James812 said,
Will be getting a Windows 8 Tablet when they come out. Just not sure if it will be X86 or ARM.

We'll have to see how things go. I'm betting it will be obvious by the time we get to the RC stage.

Byron_Hinson said,
Looks promising - though I'm not a fan of the Metro interface myself, it does at least look colourful
I agree, it does look promising and I'm most excited about the "same" OS being on multiple devices. This really has a chance in a highly controlled enterprise environment.

Byron_Hinson said,
Looks promising - though I'm not a fan of the Metro interface myself, it does at least look colourful

Yeah I think that after a trial one can get used or even like it, nice to finally have the option of a windows based tablet, now the real battle will begin to see which OS can deliver better performance on a tablet.

Meconio said,

now the real battle will begin to see which OS can deliver better performance on a tablet.

The hardware used for tablets is leapfrogging exponentially this year, so I actually don't think that will be the major difference.

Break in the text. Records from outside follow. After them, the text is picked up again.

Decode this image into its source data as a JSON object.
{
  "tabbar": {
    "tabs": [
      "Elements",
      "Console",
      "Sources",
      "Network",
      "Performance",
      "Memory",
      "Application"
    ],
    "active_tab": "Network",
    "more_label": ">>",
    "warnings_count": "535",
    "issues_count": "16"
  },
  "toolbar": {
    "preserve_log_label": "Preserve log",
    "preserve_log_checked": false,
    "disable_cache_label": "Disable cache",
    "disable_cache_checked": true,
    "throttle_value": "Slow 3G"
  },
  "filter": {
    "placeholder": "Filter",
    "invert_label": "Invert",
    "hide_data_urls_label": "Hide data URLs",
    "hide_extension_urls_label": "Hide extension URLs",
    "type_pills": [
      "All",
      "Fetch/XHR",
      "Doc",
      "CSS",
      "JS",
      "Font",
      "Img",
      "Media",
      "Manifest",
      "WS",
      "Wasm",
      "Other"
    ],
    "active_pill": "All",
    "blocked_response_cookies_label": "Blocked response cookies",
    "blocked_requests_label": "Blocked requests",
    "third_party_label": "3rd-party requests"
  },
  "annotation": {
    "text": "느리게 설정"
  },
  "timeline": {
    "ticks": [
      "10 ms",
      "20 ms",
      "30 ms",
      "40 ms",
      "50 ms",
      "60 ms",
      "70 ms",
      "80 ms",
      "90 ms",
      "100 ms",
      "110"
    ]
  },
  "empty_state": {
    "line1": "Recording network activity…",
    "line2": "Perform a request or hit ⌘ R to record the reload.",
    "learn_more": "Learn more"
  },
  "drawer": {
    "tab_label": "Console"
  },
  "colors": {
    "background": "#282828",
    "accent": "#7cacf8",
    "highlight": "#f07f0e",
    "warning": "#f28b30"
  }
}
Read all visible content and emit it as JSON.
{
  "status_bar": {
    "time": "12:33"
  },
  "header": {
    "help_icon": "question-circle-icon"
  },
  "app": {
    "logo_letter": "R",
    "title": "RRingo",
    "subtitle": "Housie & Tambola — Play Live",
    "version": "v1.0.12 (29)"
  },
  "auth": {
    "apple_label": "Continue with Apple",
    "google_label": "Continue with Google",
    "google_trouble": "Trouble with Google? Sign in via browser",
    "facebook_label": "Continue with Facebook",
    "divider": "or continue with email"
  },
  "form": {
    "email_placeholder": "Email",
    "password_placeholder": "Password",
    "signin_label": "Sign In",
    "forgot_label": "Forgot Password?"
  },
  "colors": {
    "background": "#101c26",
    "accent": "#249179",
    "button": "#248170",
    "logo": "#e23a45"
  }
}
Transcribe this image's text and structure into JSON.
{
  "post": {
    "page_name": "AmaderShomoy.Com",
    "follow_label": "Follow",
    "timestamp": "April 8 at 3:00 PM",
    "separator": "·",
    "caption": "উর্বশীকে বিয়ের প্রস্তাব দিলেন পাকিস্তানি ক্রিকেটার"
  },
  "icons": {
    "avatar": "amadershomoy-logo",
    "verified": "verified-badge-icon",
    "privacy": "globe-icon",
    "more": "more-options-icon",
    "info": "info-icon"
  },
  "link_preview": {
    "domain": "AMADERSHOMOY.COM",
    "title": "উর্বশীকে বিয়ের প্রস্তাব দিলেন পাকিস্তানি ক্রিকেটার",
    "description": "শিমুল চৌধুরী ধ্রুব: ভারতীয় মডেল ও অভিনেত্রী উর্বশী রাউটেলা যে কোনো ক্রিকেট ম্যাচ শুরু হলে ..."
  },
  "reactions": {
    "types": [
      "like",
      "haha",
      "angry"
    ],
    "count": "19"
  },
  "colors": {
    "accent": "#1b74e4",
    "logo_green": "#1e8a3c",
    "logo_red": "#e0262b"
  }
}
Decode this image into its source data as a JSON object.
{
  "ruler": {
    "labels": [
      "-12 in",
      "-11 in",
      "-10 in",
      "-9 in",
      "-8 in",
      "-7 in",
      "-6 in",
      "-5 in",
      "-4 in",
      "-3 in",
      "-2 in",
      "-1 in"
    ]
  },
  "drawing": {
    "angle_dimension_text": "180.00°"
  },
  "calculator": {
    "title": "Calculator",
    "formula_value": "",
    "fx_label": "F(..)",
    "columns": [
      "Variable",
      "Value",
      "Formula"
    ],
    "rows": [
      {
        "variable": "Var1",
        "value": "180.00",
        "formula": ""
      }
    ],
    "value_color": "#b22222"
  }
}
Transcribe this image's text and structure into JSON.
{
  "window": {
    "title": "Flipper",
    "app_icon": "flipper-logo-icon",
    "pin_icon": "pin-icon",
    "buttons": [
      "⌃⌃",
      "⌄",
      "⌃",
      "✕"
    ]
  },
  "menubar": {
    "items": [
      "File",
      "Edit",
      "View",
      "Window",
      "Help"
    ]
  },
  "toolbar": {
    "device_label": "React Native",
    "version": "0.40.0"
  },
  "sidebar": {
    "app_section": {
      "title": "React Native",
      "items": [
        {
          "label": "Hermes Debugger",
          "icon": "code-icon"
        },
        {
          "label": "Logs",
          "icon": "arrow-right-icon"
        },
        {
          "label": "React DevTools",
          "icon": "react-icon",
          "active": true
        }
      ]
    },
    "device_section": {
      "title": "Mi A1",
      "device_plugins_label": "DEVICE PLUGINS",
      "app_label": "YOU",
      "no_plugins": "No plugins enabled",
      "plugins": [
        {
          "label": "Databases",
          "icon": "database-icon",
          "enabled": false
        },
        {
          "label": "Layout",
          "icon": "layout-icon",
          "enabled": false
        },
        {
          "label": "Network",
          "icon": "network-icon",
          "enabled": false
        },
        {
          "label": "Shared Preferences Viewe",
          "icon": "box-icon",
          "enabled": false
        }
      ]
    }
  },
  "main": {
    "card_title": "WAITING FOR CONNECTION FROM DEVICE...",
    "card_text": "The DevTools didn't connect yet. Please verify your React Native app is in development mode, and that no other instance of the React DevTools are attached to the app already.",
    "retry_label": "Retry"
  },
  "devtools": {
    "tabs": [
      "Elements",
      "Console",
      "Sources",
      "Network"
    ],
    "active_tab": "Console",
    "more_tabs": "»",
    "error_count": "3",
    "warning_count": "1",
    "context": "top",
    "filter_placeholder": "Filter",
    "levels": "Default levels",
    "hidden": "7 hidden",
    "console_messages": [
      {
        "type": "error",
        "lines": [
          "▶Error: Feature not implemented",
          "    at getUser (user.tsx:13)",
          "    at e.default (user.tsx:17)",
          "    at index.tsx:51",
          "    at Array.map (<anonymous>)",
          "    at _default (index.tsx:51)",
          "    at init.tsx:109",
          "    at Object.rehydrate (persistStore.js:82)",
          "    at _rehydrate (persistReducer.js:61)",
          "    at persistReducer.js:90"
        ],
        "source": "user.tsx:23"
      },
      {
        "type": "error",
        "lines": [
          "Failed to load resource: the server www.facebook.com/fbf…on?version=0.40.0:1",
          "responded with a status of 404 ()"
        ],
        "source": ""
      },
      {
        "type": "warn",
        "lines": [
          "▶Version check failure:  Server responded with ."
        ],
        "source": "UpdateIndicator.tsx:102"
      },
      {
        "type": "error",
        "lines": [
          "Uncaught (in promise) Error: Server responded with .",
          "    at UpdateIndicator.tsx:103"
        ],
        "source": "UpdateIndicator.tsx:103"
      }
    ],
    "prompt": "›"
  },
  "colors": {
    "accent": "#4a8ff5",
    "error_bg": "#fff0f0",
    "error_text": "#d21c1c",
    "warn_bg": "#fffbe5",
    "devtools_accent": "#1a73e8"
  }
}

Battery life compared to performance maybe. 8)

The iToy has an advantage in that it uses outdated iPhone Touch parts and fills the rest of the space with batteries. That's why the low end version seems cheap (and lasts long) when compared to anything that uses any state of the art technology.

I own an iPad and I'm really looking forward to that new Samsung windows model. It'll be nice to run real applications for a change. 8)